Science

Why you need a copy editor (even if English is your first language)

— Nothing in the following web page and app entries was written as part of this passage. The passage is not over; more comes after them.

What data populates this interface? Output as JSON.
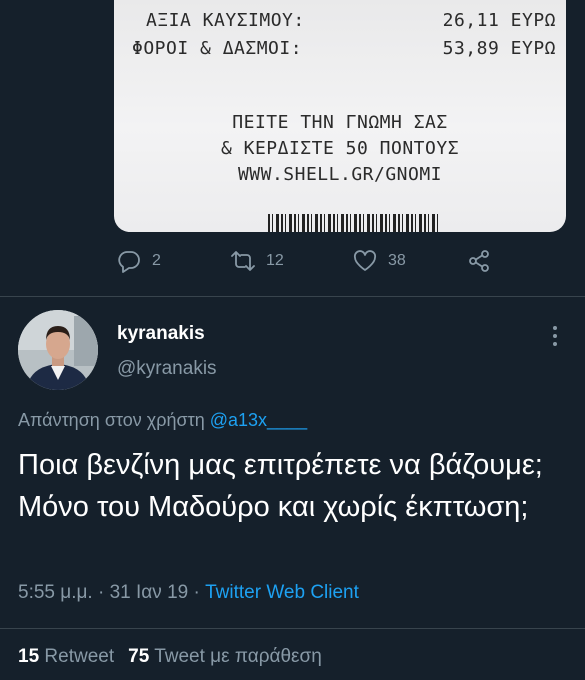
{
  "receipt": {
    "fuel_value_label": "ΑΞΙΑ ΚΑΥΣΙΜΟΥ:",
    "fuel_value_amount": "26,11 ΕΥΡΩ",
    "taxes_label": "ΦΟΡΟΙ & ΔΑΣΜΟΙ:",
    "taxes_amount": "53,89 ΕΥΡΩ",
    "promo_line1": "ΠΕΙΤΕ ΤΗΝ ΓΝΩΜΗ ΣΑΣ",
    "promo_line2": "& ΚΕΡΔΙΣΤΕ 50 ΠΟΝΤΟΥΣ",
    "promo_line3": "WWW.SHELL.GR/GNOMI"
  },
  "parent_actions": {
    "reply_count": "2",
    "retweet_count": "12",
    "like_count": "38"
  },
  "tweet": {
    "display_name": "kyranakis",
    "handle": "@kyranakis",
    "reply_prefix": "Απάντηση στον χρήστη ",
    "reply_mention": "@a13x____",
    "text": "Ποια βενζίνη μας επιτρέπετε να βάζουμε; Μόνο του Μαδούρο και χωρίς έκπτωση;",
    "time": "5:55 μ.μ.",
    "separator": " · ",
    "date": "31 Ιαν 19",
    "separator2": " · ",
    "client": "Twitter Web Client"
  },
  "stats": {
    "retweets_count": "15",
    "retweets_label": " Retweet",
    "quotes_count": "75",
    "quotes_label": " Tweet με παράθεση"
  },
  "colors": {
    "background": "#15202b",
    "secondary_text": "#8899a6",
    "accent": "#1da1f2",
    "divider": "#38444d"
  },
  "icons": [
    "reply-icon",
    "retweet-icon",
    "like-icon",
    "share-icon",
    "more-icon"
  ]
}
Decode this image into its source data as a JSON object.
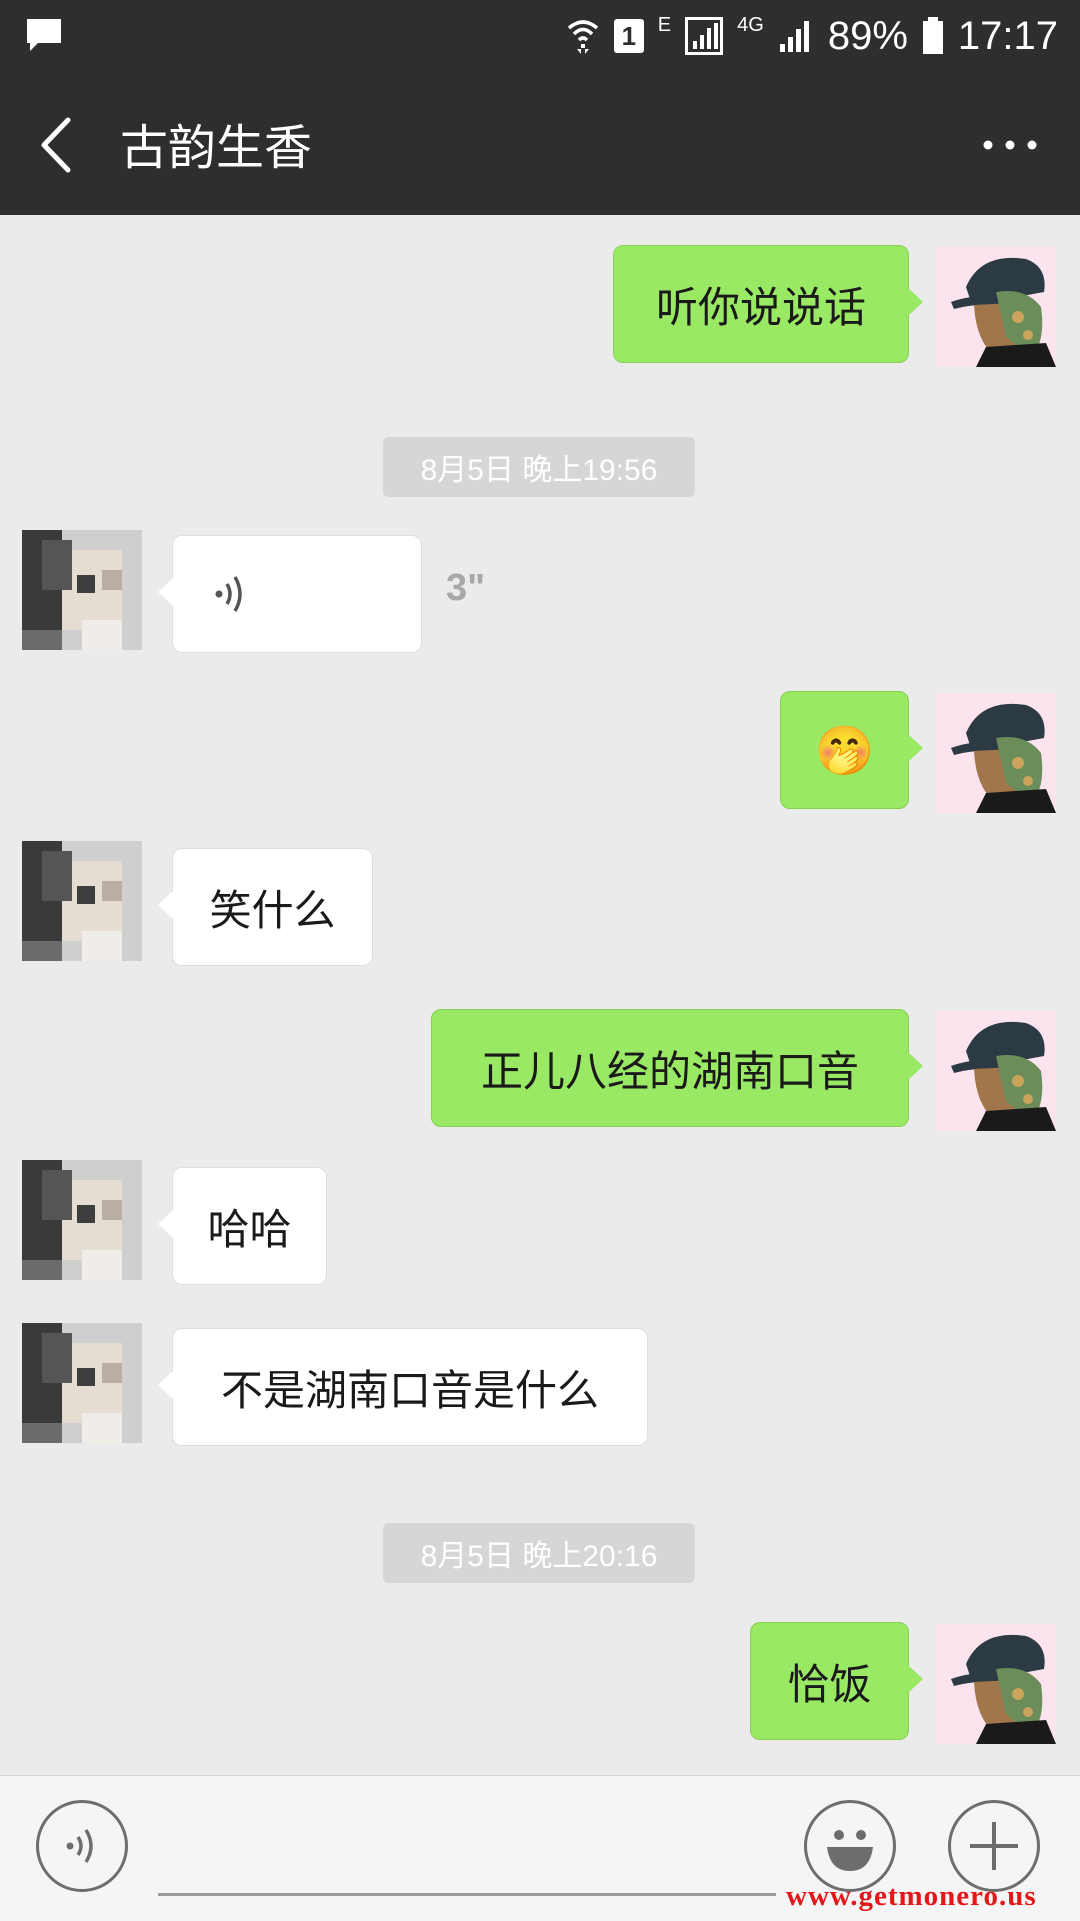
{
  "status_bar": {
    "sim_slot": "1",
    "network_e": "E",
    "network_4g": "4G",
    "battery": "89%",
    "time": "17:17"
  },
  "header": {
    "title": "古韵生香"
  },
  "messages": [
    {
      "type": "text",
      "sender": "self",
      "text": "听你说说话"
    },
    {
      "type": "timestamp",
      "text": "8月5日 晚上19:56"
    },
    {
      "type": "voice",
      "sender": "peer",
      "duration": "3\""
    },
    {
      "type": "emoji",
      "sender": "self",
      "emoji": "🤭"
    },
    {
      "type": "text",
      "sender": "peer",
      "text": "笑什么"
    },
    {
      "type": "text",
      "sender": "self",
      "text": "正儿八经的湖南口音"
    },
    {
      "type": "text",
      "sender": "peer",
      "text": "哈哈"
    },
    {
      "type": "text",
      "sender": "peer",
      "text": "不是湖南口音是什么"
    },
    {
      "type": "timestamp",
      "text": "8月5日 晚上20:16"
    },
    {
      "type": "text",
      "sender": "self",
      "text": "恰饭"
    }
  ],
  "input_bar": {
    "voice_icon": "voice-input-icon",
    "emoji_icon": "smiley-icon",
    "more_icon": "plus-icon"
  },
  "watermark": "www.getmonero.us",
  "colors": {
    "header_bg": "#2e2e2e",
    "chat_bg": "#ebebeb",
    "self_bubble": "#9ae965",
    "peer_bubble": "#ffffff",
    "timestamp_bg": "#d6d6d6",
    "watermark": "#e21818"
  }
}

If I had a dime for every time someone told me “I’m a native speaker, I don’t need a copy editor,” I could afford a box of my favorite pens.

 

(By the way, that would be the Faber-Castell Uni-ball Micro Point, black, please. My birthday is in January. Thank you in advance.)

 

Most academic writing is bad

 

We must highlight one thing up front: most academic writing is bad. Some of it is really bad. There are many reasons for this, none of which have to do with the intelligence of the writers.

 

Writing in Foreign Policy in 2013, Stephen M. Walt suggested that there are several reasons for lousy academic writing. According to Walt, the first and most obvious reason is that academic subject matter tends to be complicated and confusing to explain in plain English. Fair enough, but as Walt points out, many great thinkers manage to turn out beautifully written papers. I don’t read German, but the English translations of Einstein’s papers are easily accessible even to the non-physicist (right up to the point that Einstein whips out the mathematics, at which point he loses me.)

 

The second reason cited by Walt is subtler. Bad academic writing often emerges from a failure to understand the distinction between what Walt calls “the logic of discovery” and “the logic of presentation.” The way that a scientist approaches and solves a problem is like a narrative because it happens in real time. Unfortunately, narrative form happens to be an utterly terrible way to write a scientific article. Scientific writers must learn empathy for the reader. You have to appreciate that the reader does not already know what you know. This is tougher than it sounds.

 

Fear of being wrong

 

The final primary reason for bad academic writing, according to Walt, is fear of being wrong. If a writer feels unsure about the data or the conclusions drawn from them, they will hide behind convoluted language to be able to claim that they were misunderstood if later shown to be wrong by their colleagues. Confident writers, on the other hand, can afford to use straightforward declarative language.

 

Science as I-language

 

I have a much simpler reason why so much scientific writing is bad: most writers don’t know how to do it. Writing in the Chronicle of Higher Education in 2016, Noah Berlatsky suggested that many great scientists are simply bad writers. Writing is a talent, like doing math or getting a great tan. Some people can do it, and some people can’t.

 

 

I think of scientific writing as being a language unto itself. The actual idiom used (English, German, etc.) is merely the externalization of this language. Linguists will hear me echoing Noam Chomsky here. Chomsky argues that there is really only one language, and the English and Portuguese that we speak are merely the externalizations of that language.

 

As with Chomsky’s internal language, so it is with scientific writing. The latter has a structure and a logic that precedes the data and its presentation. Unlike Chomsky’s “I-language,” however, scientific writing is not innate and must be learned.

 

You’ve spent years learning the science: why learn the language of scientific writing now? There are two significant reasons: you’ll publish more, and your career will benefit from knowing how to write scientific papers

 

Faster publication

 

In my career as a science/medicine copy editor, I’ve noticed that the best writers turn out the highest volumes of papers. It has nothing to do with their typing ability – for all I know they use the hunt-and-peck method. The most productive writers just get it. They speak the language of writing scientific papers, and they spend less time in front of their computers with their heads in their hands.

 

Enhanced reputation

 

Publish or perish is not just a slogan. You must publish to advance your career. If your writing is not holding you back, you can spend more time on the bench or in the field doing the work. A high volume of quality papers on your CV won’t guarantee you tenure, but a thin CV full of poorly written papers isn’t going to help you much.

 

Second opinion

 

If you just cannot learn the language of science writing and you need to get a high volume of papers out, a science copy editor can help you. I speak the “I-language” of science papers already, so you don’t need to learn how to do it yourself. I am also another set of eyes. A second opinion may be difficult for some scientists to solicit, but it can make the difference between acceptance and rejection.